Work instruction: Scan the records for the word "Therese". Copy each line that includes it.

### Data section

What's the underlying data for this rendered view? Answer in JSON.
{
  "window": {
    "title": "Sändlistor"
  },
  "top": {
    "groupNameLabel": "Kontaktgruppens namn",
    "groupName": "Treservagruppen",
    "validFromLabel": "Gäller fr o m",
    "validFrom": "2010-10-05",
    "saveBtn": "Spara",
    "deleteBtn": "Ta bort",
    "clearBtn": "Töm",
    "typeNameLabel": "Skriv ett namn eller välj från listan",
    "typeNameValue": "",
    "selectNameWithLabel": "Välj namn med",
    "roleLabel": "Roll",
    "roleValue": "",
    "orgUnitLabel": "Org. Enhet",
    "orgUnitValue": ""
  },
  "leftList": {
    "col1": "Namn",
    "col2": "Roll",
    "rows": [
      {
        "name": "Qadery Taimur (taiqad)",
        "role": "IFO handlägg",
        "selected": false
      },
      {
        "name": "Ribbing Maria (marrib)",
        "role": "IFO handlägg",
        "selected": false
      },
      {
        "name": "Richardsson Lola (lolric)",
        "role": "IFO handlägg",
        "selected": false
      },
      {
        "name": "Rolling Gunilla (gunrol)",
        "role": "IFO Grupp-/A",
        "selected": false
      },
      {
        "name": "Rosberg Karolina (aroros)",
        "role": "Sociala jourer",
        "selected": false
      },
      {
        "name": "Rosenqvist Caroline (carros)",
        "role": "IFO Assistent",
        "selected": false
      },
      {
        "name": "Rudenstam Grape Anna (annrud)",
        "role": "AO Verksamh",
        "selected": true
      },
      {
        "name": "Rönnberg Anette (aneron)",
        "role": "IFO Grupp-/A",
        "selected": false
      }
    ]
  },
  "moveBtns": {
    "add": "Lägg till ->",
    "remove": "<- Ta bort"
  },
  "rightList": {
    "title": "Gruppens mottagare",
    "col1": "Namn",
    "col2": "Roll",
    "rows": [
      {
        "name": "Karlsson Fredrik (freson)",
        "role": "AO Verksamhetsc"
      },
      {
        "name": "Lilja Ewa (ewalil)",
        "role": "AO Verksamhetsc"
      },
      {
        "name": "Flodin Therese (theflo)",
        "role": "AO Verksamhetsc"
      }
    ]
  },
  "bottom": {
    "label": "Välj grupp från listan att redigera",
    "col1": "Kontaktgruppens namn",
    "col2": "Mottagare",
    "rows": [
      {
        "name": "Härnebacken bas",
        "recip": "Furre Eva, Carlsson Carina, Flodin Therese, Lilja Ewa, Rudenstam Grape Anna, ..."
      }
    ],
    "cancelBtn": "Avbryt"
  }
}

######

Worked solution:
        "name": "Flodin Therese (theflo)",
        "recip": "Furre Eva, Carlsson Carina, Flodin Therese, Lilja Ewa, Rudenstam Grape Anna, ..."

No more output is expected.